* _TASK STATEMENT_: Which of the lines below include the word "icon"? Pull each one out.
** Opening RECORDS TO PROCESS block **
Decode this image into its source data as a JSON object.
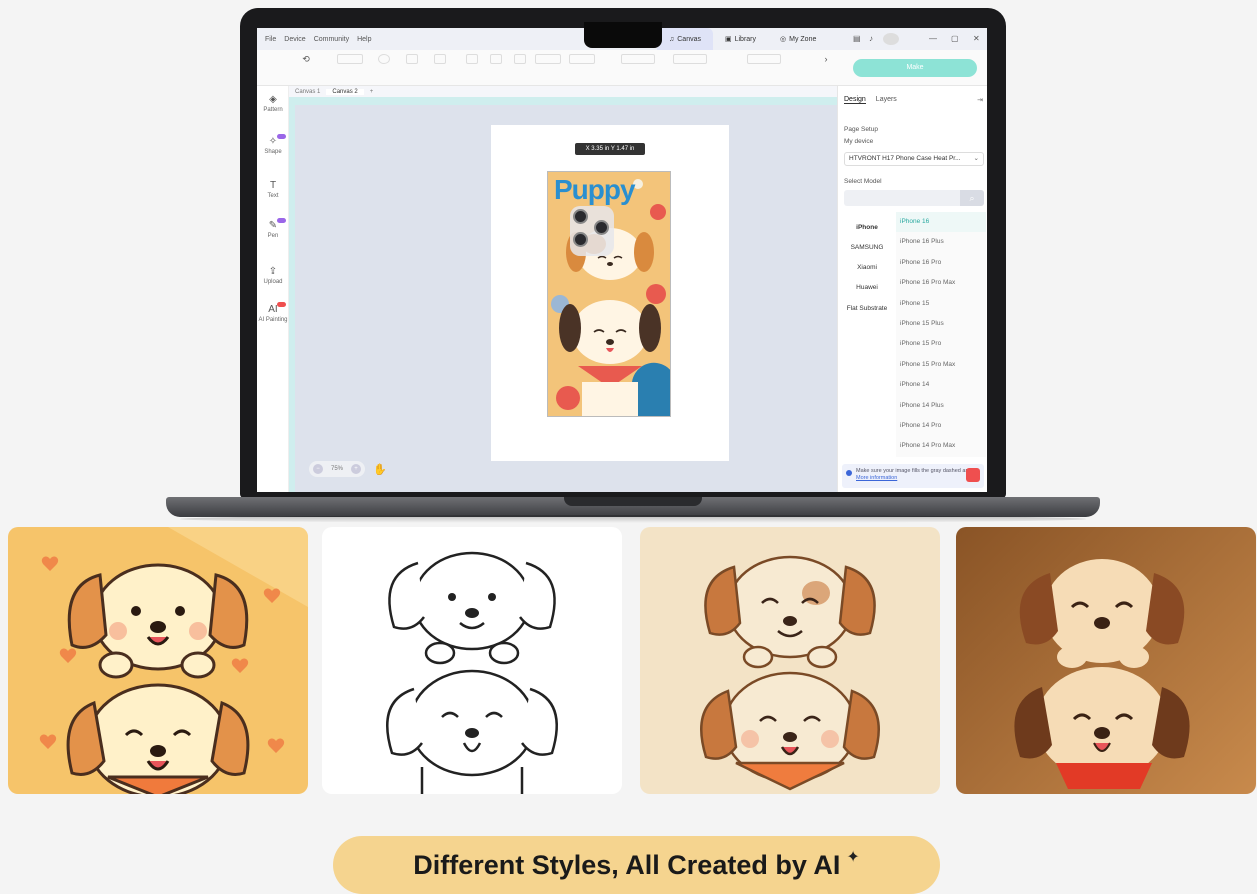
{
  "app": {
    "menu": [
      "File",
      "Device",
      "Community",
      "Help"
    ],
    "tabs": [
      {
        "label": "Canvas",
        "active": true
      },
      {
        "label": "Library",
        "active": false
      },
      {
        "label": "My Zone",
        "active": false
      }
    ],
    "make_label": "Make",
    "sidebar": [
      {
        "label": "Pattern",
        "icon": "pattern-icon"
      },
      {
        "label": "Shape",
        "icon": "shape-icon"
      },
      {
        "label": "Text",
        "icon": "text-icon"
      },
      {
        "label": "Pen",
        "icon": "pen-icon"
      },
      {
        "label": "Upload",
        "icon": "upload-icon"
      },
      {
        "label": "AI Painting",
        "icon": "ai-icon",
        "glyph": "AI"
      }
    ],
    "canvas_tabs": [
      "Canvas 1",
      "Canvas 2"
    ],
    "dimensions": "X 3.35 in  Y 1.47 in",
    "phone_case_text": "Puppy",
    "zoom": "75%",
    "right_panel": {
      "tabs": [
        "Design",
        "Layers"
      ],
      "page_setup": "Page Setup",
      "my_device": "My device",
      "device_value": "HTVRONT H17 Phone Case Heat Pr...",
      "select_model": "Select Model",
      "brands": [
        "iPhone",
        "SAMSUNG",
        "Xiaomi",
        "Huawei",
        "Flat Substrate"
      ],
      "models": [
        "iPhone 16",
        "iPhone 16 Plus",
        "iPhone 16 Pro",
        "iPhone 16 Pro Max",
        "iPhone 15",
        "iPhone 15 Plus",
        "iPhone 15 Pro",
        "iPhone 15 Pro Max",
        "iPhone 14",
        "iPhone 14 Plus",
        "iPhone 14 Pro",
        "iPhone 14 Pro Max"
      ],
      "selected_model": "iPhone 16",
      "note": "Make sure your image fills the gray dashed area.",
      "note_link": "More information"
    }
  },
  "caption": "Different Styles, All Created by AI",
  "colors": {
    "accent": "#8de3d6",
    "caption_bg": "#f5d48f",
    "tile_cartoon": "#f6c46a",
    "tile_line": "#ffffff",
    "tile_sketch": "#f3e3c6",
    "tile_3d": "#b67a3e"
  }
}
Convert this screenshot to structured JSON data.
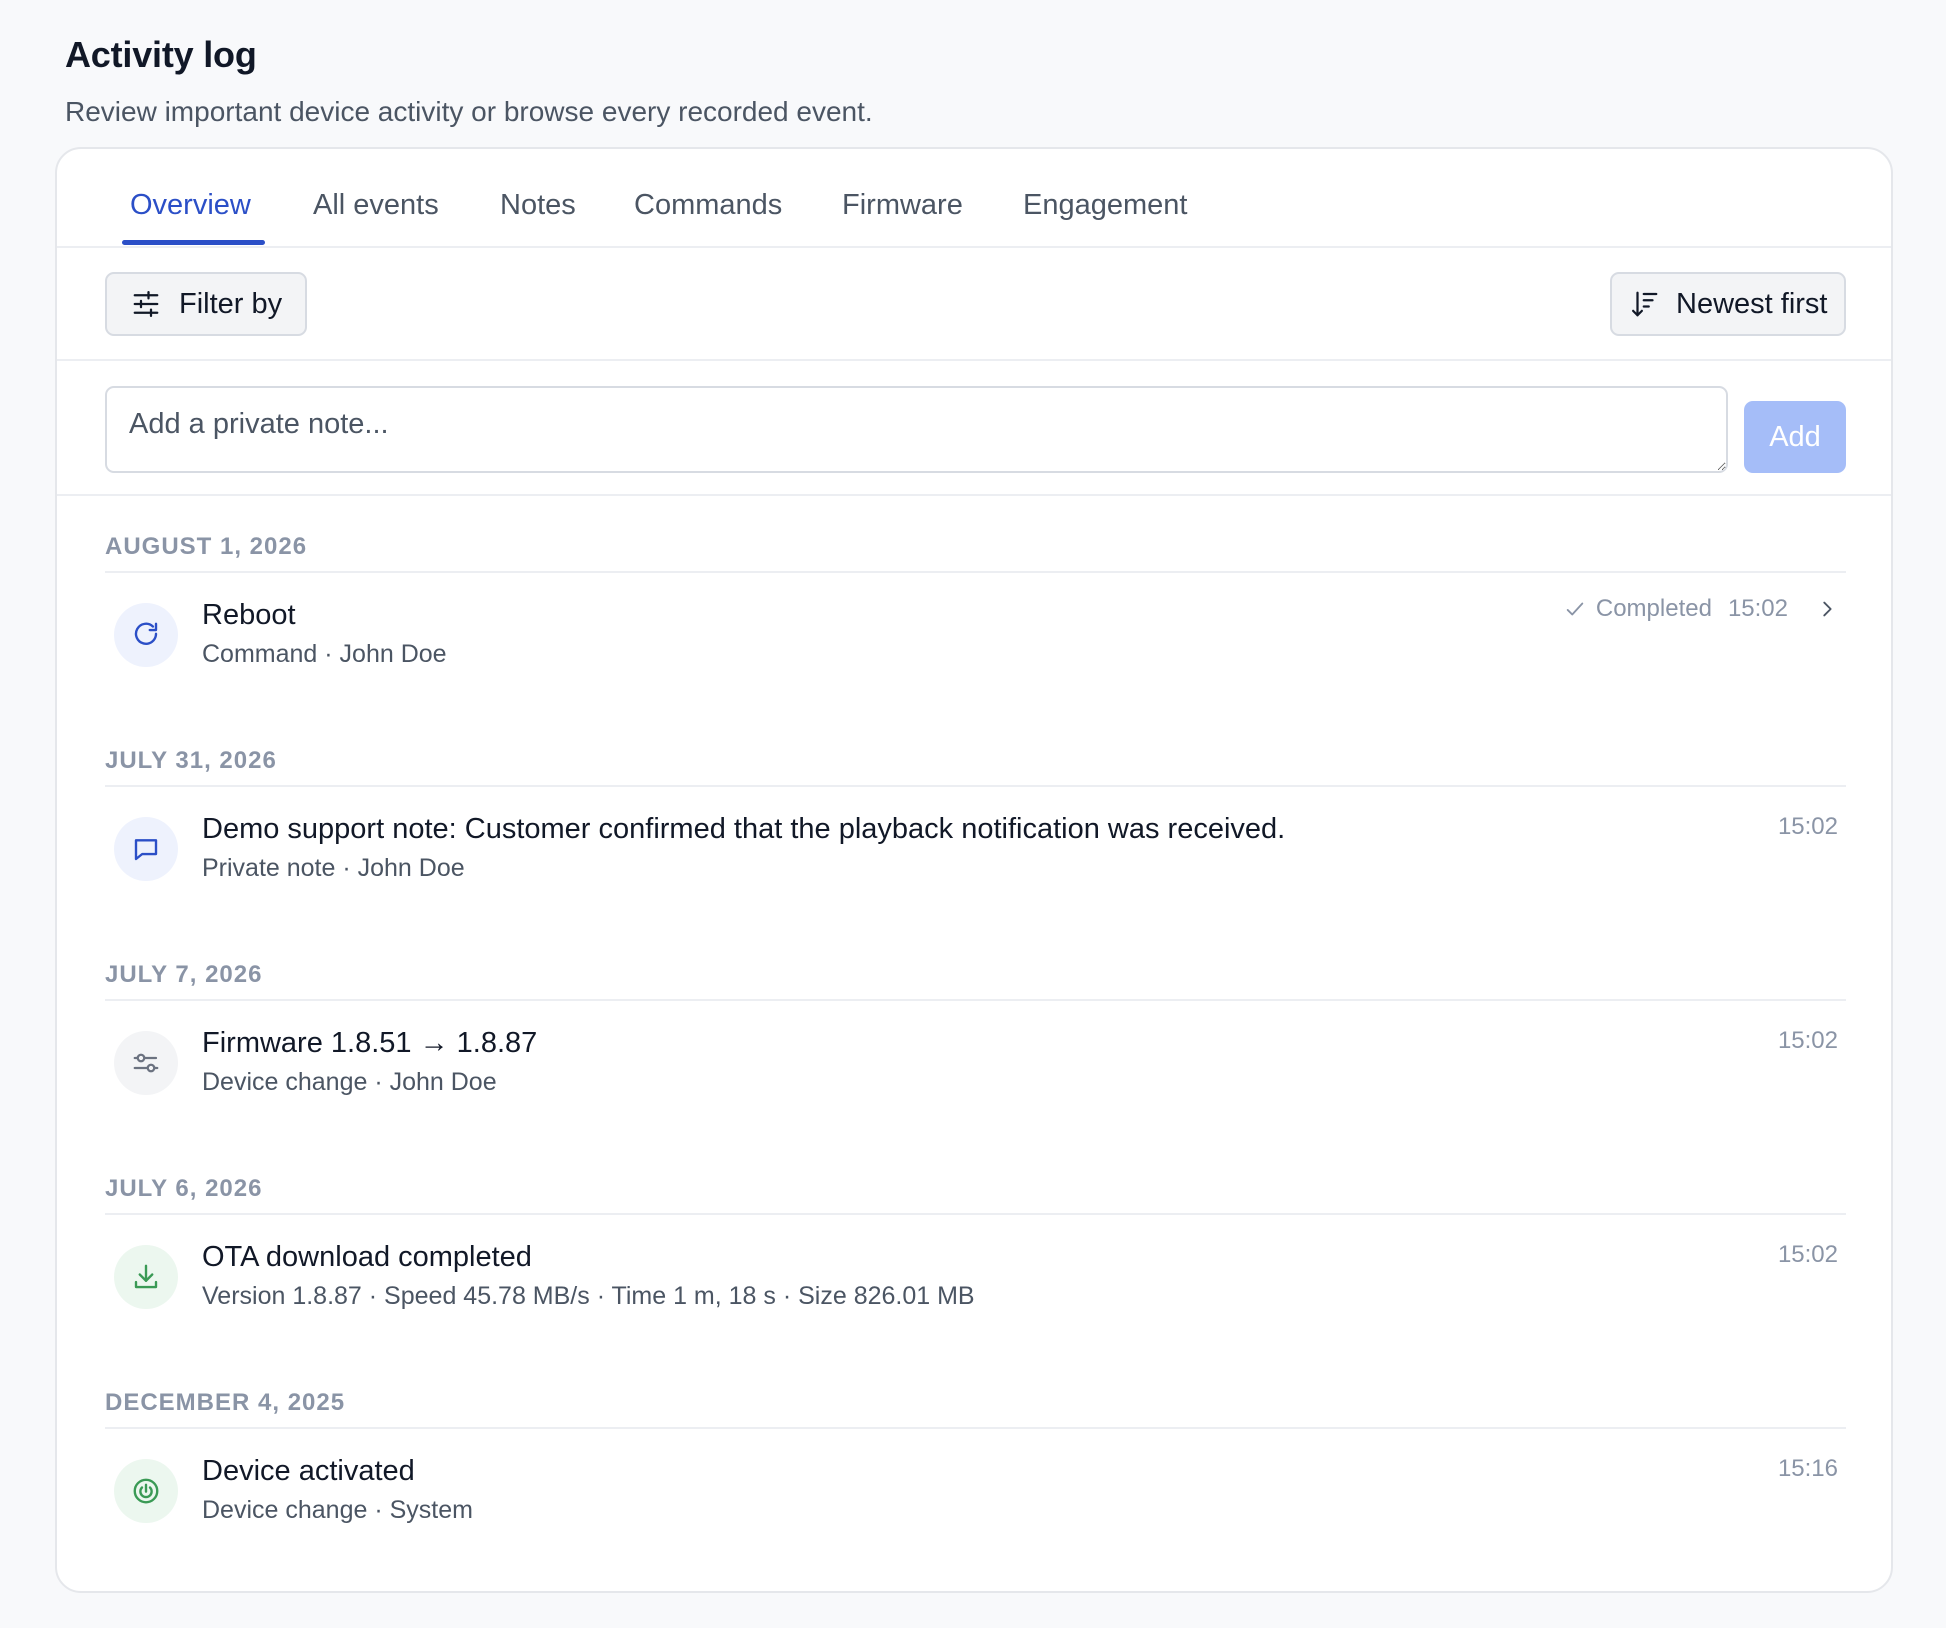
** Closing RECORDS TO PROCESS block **
* _TASK RESPONSE_:
        "icon": "pattern-icon"
        "icon": "shape-icon"
        "icon": "text-icon"
        "icon": "pen-icon"
        "icon": "upload-icon"
        "icon": "ai-icon",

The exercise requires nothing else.